Now in the final year of our relationship after getting things together with ourselves, we decided that we would save up money and move out together. At one point things seemed as if they were getting better for us. In a state of calmness. Or so I thought. Time passed and our move out date was fast approaching. Here came August of 2013 and only two weeks left. Rushing my final moments with some friends and family before the big departure. The final hours were spent with my family as those long hilarious chats became quieter and more frightening. And then the goodbyes came. Oh now that was pain I hadn’t felt before. Next to his family, the final night and goodbyes were just as heartbreaking. And before you knew it, we were off into the night. Ready to start our new life together in Portland, OR.

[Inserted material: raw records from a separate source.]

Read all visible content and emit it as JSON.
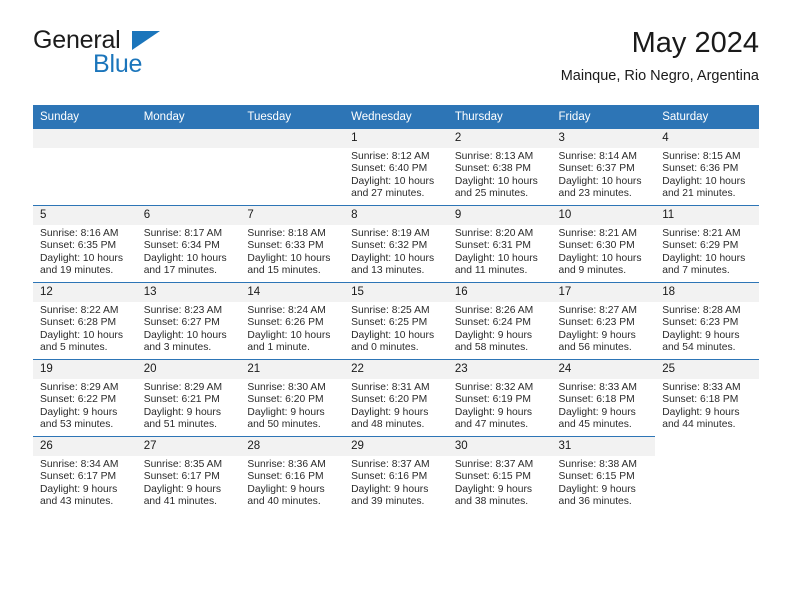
{
  "logo": {
    "word_one": "General",
    "word_two": "Blue"
  },
  "header": {
    "title": "May 2024",
    "subtitle": "Mainque, Rio Negro, Argentina"
  },
  "theme": {
    "accent": "#2d75b6",
    "logo_blue": "#1b75bb",
    "daynum_band": "#f2f2f2",
    "text": "#1a1a1a"
  },
  "weekday_headers": [
    "Sunday",
    "Monday",
    "Tuesday",
    "Wednesday",
    "Thursday",
    "Friday",
    "Saturday"
  ],
  "weeks": [
    [
      {
        "day": "",
        "lines": []
      },
      {
        "day": "",
        "lines": []
      },
      {
        "day": "",
        "lines": []
      },
      {
        "day": "1",
        "lines": [
          "Sunrise: 8:12 AM",
          "Sunset: 6:40 PM",
          "Daylight: 10 hours",
          "and 27 minutes."
        ]
      },
      {
        "day": "2",
        "lines": [
          "Sunrise: 8:13 AM",
          "Sunset: 6:38 PM",
          "Daylight: 10 hours",
          "and 25 minutes."
        ]
      },
      {
        "day": "3",
        "lines": [
          "Sunrise: 8:14 AM",
          "Sunset: 6:37 PM",
          "Daylight: 10 hours",
          "and 23 minutes."
        ]
      },
      {
        "day": "4",
        "lines": [
          "Sunrise: 8:15 AM",
          "Sunset: 6:36 PM",
          "Daylight: 10 hours",
          "and 21 minutes."
        ]
      }
    ],
    [
      {
        "day": "5",
        "lines": [
          "Sunrise: 8:16 AM",
          "Sunset: 6:35 PM",
          "Daylight: 10 hours",
          "and 19 minutes."
        ]
      },
      {
        "day": "6",
        "lines": [
          "Sunrise: 8:17 AM",
          "Sunset: 6:34 PM",
          "Daylight: 10 hours",
          "and 17 minutes."
        ]
      },
      {
        "day": "7",
        "lines": [
          "Sunrise: 8:18 AM",
          "Sunset: 6:33 PM",
          "Daylight: 10 hours",
          "and 15 minutes."
        ]
      },
      {
        "day": "8",
        "lines": [
          "Sunrise: 8:19 AM",
          "Sunset: 6:32 PM",
          "Daylight: 10 hours",
          "and 13 minutes."
        ]
      },
      {
        "day": "9",
        "lines": [
          "Sunrise: 8:20 AM",
          "Sunset: 6:31 PM",
          "Daylight: 10 hours",
          "and 11 minutes."
        ]
      },
      {
        "day": "10",
        "lines": [
          "Sunrise: 8:21 AM",
          "Sunset: 6:30 PM",
          "Daylight: 10 hours",
          "and 9 minutes."
        ]
      },
      {
        "day": "11",
        "lines": [
          "Sunrise: 8:21 AM",
          "Sunset: 6:29 PM",
          "Daylight: 10 hours",
          "and 7 minutes."
        ]
      }
    ],
    [
      {
        "day": "12",
        "lines": [
          "Sunrise: 8:22 AM",
          "Sunset: 6:28 PM",
          "Daylight: 10 hours",
          "and 5 minutes."
        ]
      },
      {
        "day": "13",
        "lines": [
          "Sunrise: 8:23 AM",
          "Sunset: 6:27 PM",
          "Daylight: 10 hours",
          "and 3 minutes."
        ]
      },
      {
        "day": "14",
        "lines": [
          "Sunrise: 8:24 AM",
          "Sunset: 6:26 PM",
          "Daylight: 10 hours",
          "and 1 minute."
        ]
      },
      {
        "day": "15",
        "lines": [
          "Sunrise: 8:25 AM",
          "Sunset: 6:25 PM",
          "Daylight: 10 hours",
          "and 0 minutes."
        ]
      },
      {
        "day": "16",
        "lines": [
          "Sunrise: 8:26 AM",
          "Sunset: 6:24 PM",
          "Daylight: 9 hours",
          "and 58 minutes."
        ]
      },
      {
        "day": "17",
        "lines": [
          "Sunrise: 8:27 AM",
          "Sunset: 6:23 PM",
          "Daylight: 9 hours",
          "and 56 minutes."
        ]
      },
      {
        "day": "18",
        "lines": [
          "Sunrise: 8:28 AM",
          "Sunset: 6:23 PM",
          "Daylight: 9 hours",
          "and 54 minutes."
        ]
      }
    ],
    [
      {
        "day": "19",
        "lines": [
          "Sunrise: 8:29 AM",
          "Sunset: 6:22 PM",
          "Daylight: 9 hours",
          "and 53 minutes."
        ]
      },
      {
        "day": "20",
        "lines": [
          "Sunrise: 8:29 AM",
          "Sunset: 6:21 PM",
          "Daylight: 9 hours",
          "and 51 minutes."
        ]
      },
      {
        "day": "21",
        "lines": [
          "Sunrise: 8:30 AM",
          "Sunset: 6:20 PM",
          "Daylight: 9 hours",
          "and 50 minutes."
        ]
      },
      {
        "day": "22",
        "lines": [
          "Sunrise: 8:31 AM",
          "Sunset: 6:20 PM",
          "Daylight: 9 hours",
          "and 48 minutes."
        ]
      },
      {
        "day": "23",
        "lines": [
          "Sunrise: 8:32 AM",
          "Sunset: 6:19 PM",
          "Daylight: 9 hours",
          "and 47 minutes."
        ]
      },
      {
        "day": "24",
        "lines": [
          "Sunrise: 8:33 AM",
          "Sunset: 6:18 PM",
          "Daylight: 9 hours",
          "and 45 minutes."
        ]
      },
      {
        "day": "25",
        "lines": [
          "Sunrise: 8:33 AM",
          "Sunset: 6:18 PM",
          "Daylight: 9 hours",
          "and 44 minutes."
        ]
      }
    ],
    [
      {
        "day": "26",
        "lines": [
          "Sunrise: 8:34 AM",
          "Sunset: 6:17 PM",
          "Daylight: 9 hours",
          "and 43 minutes."
        ]
      },
      {
        "day": "27",
        "lines": [
          "Sunrise: 8:35 AM",
          "Sunset: 6:17 PM",
          "Daylight: 9 hours",
          "and 41 minutes."
        ]
      },
      {
        "day": "28",
        "lines": [
          "Sunrise: 8:36 AM",
          "Sunset: 6:16 PM",
          "Daylight: 9 hours",
          "and 40 minutes."
        ]
      },
      {
        "day": "29",
        "lines": [
          "Sunrise: 8:37 AM",
          "Sunset: 6:16 PM",
          "Daylight: 9 hours",
          "and 39 minutes."
        ]
      },
      {
        "day": "30",
        "lines": [
          "Sunrise: 8:37 AM",
          "Sunset: 6:15 PM",
          "Daylight: 9 hours",
          "and 38 minutes."
        ]
      },
      {
        "day": "31",
        "lines": [
          "Sunrise: 8:38 AM",
          "Sunset: 6:15 PM",
          "Daylight: 9 hours",
          "and 36 minutes."
        ]
      }
    ]
  ]
}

After two weeks of him hunting endlessly for apartments, we finally found one. September began and quickly November came. Five days later, I moved out. Alone.
It took me about a year to finally realize that after moving out and getting over the annoyance, it wasn’t worth being upset about anymore. I had to put meaning into my life. Whatever that is. Months prior to the year mark, I had researched and questioned people about endless topics. Career options, travel locations, and so on. I became so open minded about things. I became less ignorant and more understanding. I let my mind wander in safe and unsafe places. I experimented and got lost. I got to feel what it was like to be alone with a sense of freedom and half-ass sense of self guidance. Nature helped rid me of my mental funk. So did the spectacular food here. I tried new things, such as drugs, food, and even people. Letting things go was a huge step and I’ve learned how to do it, although I have my moments, I’m able to bounce back and return to a stable state. I established goals and met quite a few of them. Long term goals are still in progress with years of hard work ahead of me. The primary goal I have set is to open a restaurant in my 30’s. When I’m more established and funded. I finally became happy with who I have become and who I am yet to be.
I look back at all the experiences I’ve written about and some I’ve omitted, and it has shaped me to what I am today at 24 years old. In ten years I’ve been able to define my own success and work with the best and worst of situations. That hard work of being alone for a year has been paying off. Never giving up on the struggle that leads to an uphill fight. Continuing to push yourself to new levels that you didn’t imagine you could reach. I allow myself to think more freely and accept things as they come. I question the biggest of egos that walk around me and even the smallest of ones. If you wait too long, it will turn time into time wasted.